“It is now everyone’s duty to make at least some, even the smallest contribution to stop this war and remove Putin from power,” said Navalny on Twitter. “Protest wherever and however you can. Agitate however you can and whomever you can. Inaction is the worst possible thing. And now its consequence is death.”
With such stakes, the role of “Navalny” has only intensified, the filmmakers say.
“People are fighting. Navalny is fighting,” says Pevchikh. “We are convinced that it’s never too late to try to stop Putin. To stop him today would be better than stopping him tomorrow or the day after tomorrow.”
In a crackdown on opposition activists and independent journalists, Navalny’s Anti-Corruption Foundation was last year labeled an extremist organization by the Kremlin. Now operating outside Russia, the group has continued running investigations into government corruption, even with its leader behind bars. (In March, its researchers linked a superyacht docked in Italy to Putin.)
Pevchikh hasn’t seen Navalny, himself, in more than a year. At every festival premiere and screening event, she happily stays to watch the documentary again.
“It’s nice to see Alexei out of prison, looking and behaving like he usually does,” says Pevchikh. “It’s always nice to spend an hour and half with your friend, even if it’s just in a movie.”
To help avoid potential sabotage from Russian operatives, the companies behind “Navalny” have kept release plans quiet until the last minute. The film was added to Sundance days before the festival began; its CNN broadcast was announced about a week before hand. After the film first began screening Roher says he’s been depicted as CIA in Russian state media. He calls getting the film seen in Russia his number one prerogative.
“I wouldn’t want Russians to go on bit torrent sites and try to find it and download it and share it with their friends and families, and maybe set up screenings in their communities and their homes,” says Roher. “I would never suggest that.”
But as much has changed in the three months since “Navalny” first premiered, Roher says that Navalny’s unflinching confidence remains undimmed.
“When you work with Alexei and you spend enough time with the man, you can’t help but be optimistic,” says Roher. “This war that Putin is waging, the war crimes he’s committing, are perhaps the greatest political blunder ever. I would look to history. I would remind readers how quickly the Soviet Union fell. Things change overnight.”

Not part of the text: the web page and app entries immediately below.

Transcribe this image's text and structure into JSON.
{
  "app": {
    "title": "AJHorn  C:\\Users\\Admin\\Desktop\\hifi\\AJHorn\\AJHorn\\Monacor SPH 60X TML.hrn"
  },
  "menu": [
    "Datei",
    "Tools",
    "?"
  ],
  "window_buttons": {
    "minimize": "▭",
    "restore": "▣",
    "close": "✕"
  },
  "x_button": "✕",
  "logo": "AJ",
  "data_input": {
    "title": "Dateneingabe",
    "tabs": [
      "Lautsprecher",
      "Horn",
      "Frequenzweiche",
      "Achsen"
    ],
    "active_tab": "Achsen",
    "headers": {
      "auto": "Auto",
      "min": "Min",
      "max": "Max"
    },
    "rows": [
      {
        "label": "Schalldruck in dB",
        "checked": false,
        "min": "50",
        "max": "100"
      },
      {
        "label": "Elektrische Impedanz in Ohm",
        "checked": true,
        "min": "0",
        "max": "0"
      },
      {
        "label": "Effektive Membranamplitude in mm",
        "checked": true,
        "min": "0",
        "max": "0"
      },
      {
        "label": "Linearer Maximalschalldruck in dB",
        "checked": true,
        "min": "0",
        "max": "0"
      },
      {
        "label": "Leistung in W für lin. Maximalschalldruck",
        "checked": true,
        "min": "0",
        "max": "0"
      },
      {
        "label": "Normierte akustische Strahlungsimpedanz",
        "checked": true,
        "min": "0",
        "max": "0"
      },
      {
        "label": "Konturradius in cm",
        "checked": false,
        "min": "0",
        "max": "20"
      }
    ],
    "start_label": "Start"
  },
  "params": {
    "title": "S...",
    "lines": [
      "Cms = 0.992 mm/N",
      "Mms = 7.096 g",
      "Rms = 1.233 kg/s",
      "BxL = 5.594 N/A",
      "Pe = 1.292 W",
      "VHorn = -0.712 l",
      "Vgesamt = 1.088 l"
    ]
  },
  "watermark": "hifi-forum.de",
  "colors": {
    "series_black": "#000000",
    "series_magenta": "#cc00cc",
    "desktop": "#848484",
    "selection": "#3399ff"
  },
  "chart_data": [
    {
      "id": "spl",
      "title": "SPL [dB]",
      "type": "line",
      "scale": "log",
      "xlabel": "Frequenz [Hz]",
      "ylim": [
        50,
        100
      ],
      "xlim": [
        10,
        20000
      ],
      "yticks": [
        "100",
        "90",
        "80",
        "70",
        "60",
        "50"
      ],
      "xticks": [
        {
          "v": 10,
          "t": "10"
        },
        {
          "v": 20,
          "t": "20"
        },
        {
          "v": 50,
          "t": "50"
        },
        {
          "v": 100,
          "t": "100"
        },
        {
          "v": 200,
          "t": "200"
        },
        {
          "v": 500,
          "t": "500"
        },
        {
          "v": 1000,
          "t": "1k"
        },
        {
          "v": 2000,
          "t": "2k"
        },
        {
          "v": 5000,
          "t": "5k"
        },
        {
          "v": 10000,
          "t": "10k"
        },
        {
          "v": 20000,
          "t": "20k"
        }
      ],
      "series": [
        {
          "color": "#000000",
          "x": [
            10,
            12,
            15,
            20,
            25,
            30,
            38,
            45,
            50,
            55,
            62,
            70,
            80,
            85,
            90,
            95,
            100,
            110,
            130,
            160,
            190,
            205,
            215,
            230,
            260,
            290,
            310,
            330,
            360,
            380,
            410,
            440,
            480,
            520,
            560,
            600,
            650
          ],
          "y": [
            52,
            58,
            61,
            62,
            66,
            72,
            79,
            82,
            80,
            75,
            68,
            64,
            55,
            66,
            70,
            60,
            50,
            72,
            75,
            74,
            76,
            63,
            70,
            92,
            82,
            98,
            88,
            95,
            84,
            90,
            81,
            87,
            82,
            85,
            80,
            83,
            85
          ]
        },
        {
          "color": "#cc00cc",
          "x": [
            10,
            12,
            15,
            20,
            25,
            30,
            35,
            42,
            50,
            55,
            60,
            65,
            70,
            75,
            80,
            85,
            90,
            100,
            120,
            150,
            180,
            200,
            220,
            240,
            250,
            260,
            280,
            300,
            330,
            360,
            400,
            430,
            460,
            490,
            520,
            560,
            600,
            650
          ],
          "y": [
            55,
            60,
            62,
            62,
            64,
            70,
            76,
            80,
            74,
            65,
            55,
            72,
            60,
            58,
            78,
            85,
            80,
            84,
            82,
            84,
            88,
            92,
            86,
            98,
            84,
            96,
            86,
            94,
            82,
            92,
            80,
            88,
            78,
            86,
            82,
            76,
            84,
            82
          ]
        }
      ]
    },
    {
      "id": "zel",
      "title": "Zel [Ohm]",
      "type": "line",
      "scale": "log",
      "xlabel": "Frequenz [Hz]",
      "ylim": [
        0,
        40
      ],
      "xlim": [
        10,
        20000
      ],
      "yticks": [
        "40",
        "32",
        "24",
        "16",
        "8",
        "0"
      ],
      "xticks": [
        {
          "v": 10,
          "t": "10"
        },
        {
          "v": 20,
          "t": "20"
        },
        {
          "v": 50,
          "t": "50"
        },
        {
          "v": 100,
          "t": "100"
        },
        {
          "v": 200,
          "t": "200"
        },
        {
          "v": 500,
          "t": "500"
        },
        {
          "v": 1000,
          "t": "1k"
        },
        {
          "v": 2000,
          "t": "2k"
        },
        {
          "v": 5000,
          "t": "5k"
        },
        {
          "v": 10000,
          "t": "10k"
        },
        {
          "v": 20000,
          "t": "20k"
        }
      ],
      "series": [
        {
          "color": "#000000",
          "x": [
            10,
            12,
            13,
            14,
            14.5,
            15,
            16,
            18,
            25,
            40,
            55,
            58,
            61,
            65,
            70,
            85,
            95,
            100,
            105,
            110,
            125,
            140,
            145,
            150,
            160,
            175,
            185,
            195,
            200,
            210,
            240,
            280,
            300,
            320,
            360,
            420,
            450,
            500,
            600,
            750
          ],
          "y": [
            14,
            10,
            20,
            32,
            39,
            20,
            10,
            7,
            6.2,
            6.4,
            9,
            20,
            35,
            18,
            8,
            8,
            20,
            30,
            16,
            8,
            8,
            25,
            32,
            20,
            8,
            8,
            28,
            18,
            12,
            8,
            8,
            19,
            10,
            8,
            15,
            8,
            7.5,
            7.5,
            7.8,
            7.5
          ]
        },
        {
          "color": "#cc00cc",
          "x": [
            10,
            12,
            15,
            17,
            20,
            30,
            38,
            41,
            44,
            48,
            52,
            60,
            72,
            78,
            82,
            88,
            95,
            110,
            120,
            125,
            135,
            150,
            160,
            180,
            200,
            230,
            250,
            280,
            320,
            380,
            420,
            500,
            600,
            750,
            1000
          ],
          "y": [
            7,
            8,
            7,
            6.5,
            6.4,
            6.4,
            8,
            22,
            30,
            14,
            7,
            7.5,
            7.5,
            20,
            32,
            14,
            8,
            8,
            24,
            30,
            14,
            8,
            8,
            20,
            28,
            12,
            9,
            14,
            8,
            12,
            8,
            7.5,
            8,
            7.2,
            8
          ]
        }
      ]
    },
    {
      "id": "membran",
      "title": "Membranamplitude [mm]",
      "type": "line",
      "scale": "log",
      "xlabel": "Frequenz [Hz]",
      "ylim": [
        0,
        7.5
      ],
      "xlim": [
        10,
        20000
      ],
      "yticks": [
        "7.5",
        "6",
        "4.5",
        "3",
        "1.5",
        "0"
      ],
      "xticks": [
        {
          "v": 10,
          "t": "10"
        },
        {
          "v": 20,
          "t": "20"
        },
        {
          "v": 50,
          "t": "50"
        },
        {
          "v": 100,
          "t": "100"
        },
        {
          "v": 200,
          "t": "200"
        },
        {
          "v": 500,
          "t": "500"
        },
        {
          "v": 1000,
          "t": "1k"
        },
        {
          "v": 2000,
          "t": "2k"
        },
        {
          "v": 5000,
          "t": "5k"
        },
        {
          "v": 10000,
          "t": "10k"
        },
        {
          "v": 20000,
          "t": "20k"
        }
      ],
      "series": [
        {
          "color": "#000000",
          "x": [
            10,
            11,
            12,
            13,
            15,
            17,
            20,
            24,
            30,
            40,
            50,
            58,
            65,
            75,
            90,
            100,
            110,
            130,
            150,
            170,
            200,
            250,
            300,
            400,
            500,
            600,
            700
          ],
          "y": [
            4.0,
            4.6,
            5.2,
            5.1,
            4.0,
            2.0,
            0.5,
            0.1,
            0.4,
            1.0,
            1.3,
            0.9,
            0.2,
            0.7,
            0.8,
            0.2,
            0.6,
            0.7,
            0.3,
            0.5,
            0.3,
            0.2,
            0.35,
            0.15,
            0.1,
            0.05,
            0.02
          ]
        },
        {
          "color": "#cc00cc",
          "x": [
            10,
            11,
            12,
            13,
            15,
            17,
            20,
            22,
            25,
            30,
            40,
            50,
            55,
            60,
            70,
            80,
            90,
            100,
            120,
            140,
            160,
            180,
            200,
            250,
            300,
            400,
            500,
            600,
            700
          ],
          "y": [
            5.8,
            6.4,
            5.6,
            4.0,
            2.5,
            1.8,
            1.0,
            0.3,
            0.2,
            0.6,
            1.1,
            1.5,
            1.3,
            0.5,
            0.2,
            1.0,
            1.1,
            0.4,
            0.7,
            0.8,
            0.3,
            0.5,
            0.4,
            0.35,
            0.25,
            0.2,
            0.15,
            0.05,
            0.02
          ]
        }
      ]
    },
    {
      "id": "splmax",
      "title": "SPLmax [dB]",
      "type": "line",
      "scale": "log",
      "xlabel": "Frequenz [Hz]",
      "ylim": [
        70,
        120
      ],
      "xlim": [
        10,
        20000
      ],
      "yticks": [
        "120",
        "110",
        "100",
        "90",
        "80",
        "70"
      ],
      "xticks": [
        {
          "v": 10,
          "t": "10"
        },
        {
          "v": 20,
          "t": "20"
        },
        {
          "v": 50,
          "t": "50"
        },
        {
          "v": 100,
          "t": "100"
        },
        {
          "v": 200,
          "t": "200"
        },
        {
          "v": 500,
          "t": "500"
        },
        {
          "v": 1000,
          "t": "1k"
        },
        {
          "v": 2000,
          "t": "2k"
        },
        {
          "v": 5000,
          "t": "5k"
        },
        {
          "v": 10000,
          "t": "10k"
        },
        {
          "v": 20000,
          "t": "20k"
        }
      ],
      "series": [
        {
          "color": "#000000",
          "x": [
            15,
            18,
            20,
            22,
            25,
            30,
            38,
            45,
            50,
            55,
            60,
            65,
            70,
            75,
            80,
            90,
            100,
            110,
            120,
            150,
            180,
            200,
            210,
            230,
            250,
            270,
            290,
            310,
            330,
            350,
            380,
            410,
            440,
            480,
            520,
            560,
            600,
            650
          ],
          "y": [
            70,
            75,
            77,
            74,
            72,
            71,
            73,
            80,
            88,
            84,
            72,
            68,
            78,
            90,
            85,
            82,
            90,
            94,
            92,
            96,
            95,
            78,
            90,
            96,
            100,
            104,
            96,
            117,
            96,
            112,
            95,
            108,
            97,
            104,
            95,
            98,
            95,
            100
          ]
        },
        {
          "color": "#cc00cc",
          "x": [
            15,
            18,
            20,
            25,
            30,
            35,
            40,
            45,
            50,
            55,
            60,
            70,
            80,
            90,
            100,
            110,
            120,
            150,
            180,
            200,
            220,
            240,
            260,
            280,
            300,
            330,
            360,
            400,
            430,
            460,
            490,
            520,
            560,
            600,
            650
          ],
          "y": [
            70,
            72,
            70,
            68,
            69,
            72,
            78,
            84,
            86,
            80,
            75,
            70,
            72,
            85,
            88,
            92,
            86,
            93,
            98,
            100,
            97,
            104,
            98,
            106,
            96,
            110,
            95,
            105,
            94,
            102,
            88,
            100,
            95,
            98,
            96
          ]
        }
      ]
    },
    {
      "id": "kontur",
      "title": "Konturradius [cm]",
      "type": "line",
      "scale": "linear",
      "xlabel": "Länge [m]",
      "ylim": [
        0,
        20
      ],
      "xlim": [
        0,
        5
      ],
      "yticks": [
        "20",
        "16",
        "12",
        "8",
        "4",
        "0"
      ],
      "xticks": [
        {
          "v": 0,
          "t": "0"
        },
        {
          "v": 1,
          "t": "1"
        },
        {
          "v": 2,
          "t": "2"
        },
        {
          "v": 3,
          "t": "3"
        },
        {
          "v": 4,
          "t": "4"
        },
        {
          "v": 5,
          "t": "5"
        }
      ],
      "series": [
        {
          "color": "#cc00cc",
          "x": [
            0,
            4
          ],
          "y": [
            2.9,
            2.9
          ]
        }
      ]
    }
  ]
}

Follow AP Film Writer Jake Coyle on Twitter at: http://twitter.com/jakecoyleAP